note For this to work, you need to make sure that (a) rows are linearly independent. If not get rid of dependent rows; (b) Make sure that the columns you keep on the left are linearly independent. In this case I checked both to be true

• You seem to be aware of pseudo inverse of $A$. If you know how to calculate it, then the "best" answer is $X=A ^\dagger B$ where $A^\dagger$ is the pseudo inverse of $A$. If you use Octave or Matlab, the command would be: X = \pinv(A)*B – user44197 Dec 30 '13 at 4:59
• Thanks a lot for your help. I got my answer. I applied the same by using matlab. – mathscrazy Dec 30 '13 at 5:12

Write $B=(b_1,\dots,b_n)$ and $X=(x_1,\dots,x_n)$ with $b_i$ and $x_i$ the columns of $B$ and $X$ respectively. I assume you are able to solve $Ax=b$. Now, solve the $n$ linear equations $Ax_1=b_1$ to $Ax_n=b_n$. You can now 'glue' the $x_i$ together to get the matrix $X$.

• Thanks for the answer.

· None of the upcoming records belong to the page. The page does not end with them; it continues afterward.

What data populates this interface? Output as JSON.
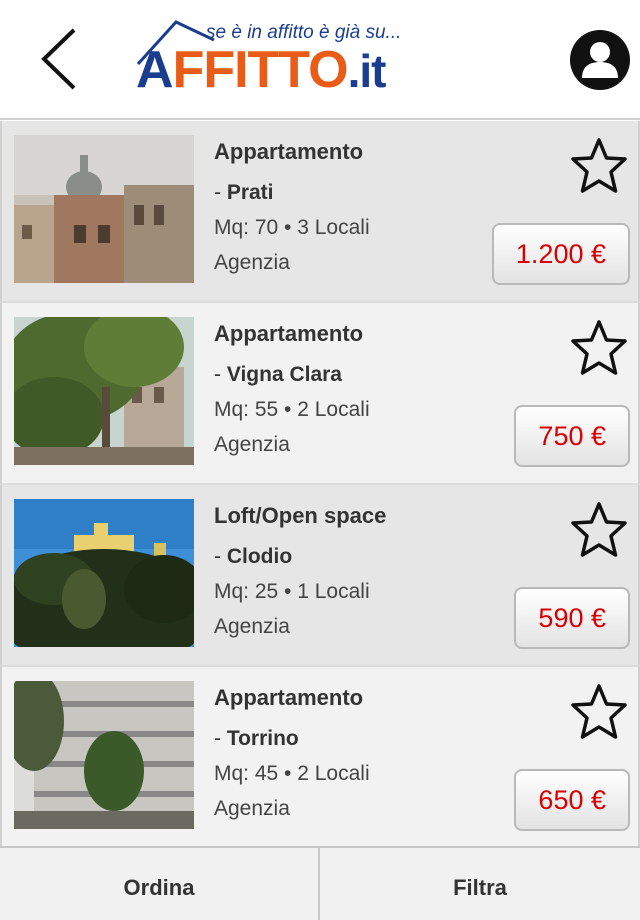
{
  "header": {
    "logo_tagline": "se è in affitto è già su...",
    "logo_brand_a": "A",
    "logo_brand_main": "FFITTO",
    "logo_brand_tld": ".it"
  },
  "listings": [
    {
      "title": "Appartamento",
      "zone_prefix": "- ",
      "zone": "Prati",
      "specs": "Mq: 70 • 3 Locali",
      "agency": "Agenzia",
      "price": "1.200 €"
    },
    {
      "title": "Appartamento",
      "zone_prefix": "- ",
      "zone": "Vigna Clara",
      "specs": "Mq: 55 • 2 Locali",
      "agency": "Agenzia",
      "price": "750 €"
    },
    {
      "title": "Loft/Open space",
      "zone_prefix": "- ",
      "zone": "Clodio",
      "specs": "Mq: 25 • 1 Locali",
      "agency": "Agenzia",
      "price": "590 €"
    },
    {
      "title": "Appartamento",
      "zone_prefix": "- ",
      "zone": "Torrino",
      "specs": "Mq: 45 • 2 Locali",
      "agency": "Agenzia",
      "price": "650 €"
    }
  ],
  "footer": {
    "sort_label": "Ordina",
    "filter_label": "Filtra"
  },
  "colors": {
    "price": "#d80000",
    "brand_blue": "#1a3d8f",
    "brand_orange": "#e85c17"
  },
  "icons": {
    "back": "chevron-left-icon",
    "user": "user-icon",
    "favorite": "star-outline-icon"
  }
}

I had to only one of the answers from two. :) – mathscrazy Dec 30 '13 at 5:12

A little theory: It is concerned with the Kronecker product and the vectorization of matrices.
The Kronecker product, denoted by $\otimes$, is an operation on two matrices of arbitrary size resulting in a block matrix. For example, $A \in R^{m \times n}, B \in R^{p \times q}$, then the Kronecker product $A \otimes B$ is the $mp \times nq$ block matrix: $\begin{bmatrix} a_{11}B & \cdots & a_{1n}B \\ \cdots & \cdots & \cdots \\ a_{m1}B & \cdots & a_{mn}B \end{bmatrix}$.
The vectorization of a matrix $X$, denoted by $\operatorname{vec}(X)$, is formed by stacking the columns of $X$ into a single column vector. For example, if $A = \begin{bmatrix} 1 & 2 & 3 \\ 4 & 5 & 6 \end{bmatrix}$, then $\operatorname{vec}(A) = \begin{bmatrix} 1 \\ 4 \\ 2 \\ 5 \\ 3 \\ 6 \end{bmatrix}$.
The key point here is:

The Kronecker product, together with the vectorization, can be used to get a convenient representation for some matrix equations. For the matrix equation $AXB = C$, where $A, B$ and $C$ are given matrices and the matrix $X$ is the unknown. We can rewrite this equation as: $(B^\top \otimes A) \operatorname{vec}(X) = \operatorname{vec}(AXB) = \operatorname{vec}(C)$. Now, we get a linear system and you can solve it in standard ways.

For your problem: $AX = B \Rightarrow AXI = B \Rightarrow \operatorname{vec}(AXI) = \operatorname{vec}(B) \Rightarrow (I^{\top} \otimes A) \operatorname{vec}(X) = \operatorname{vec}(B)$ $\Rightarrow (I \otimes A) \operatorname{vec}(X) = \operatorname{vec}(B)$. It is a linear system now.

There are also some useful theorems on Kronecker product to help you to identify when your matrix equation has a unique solution.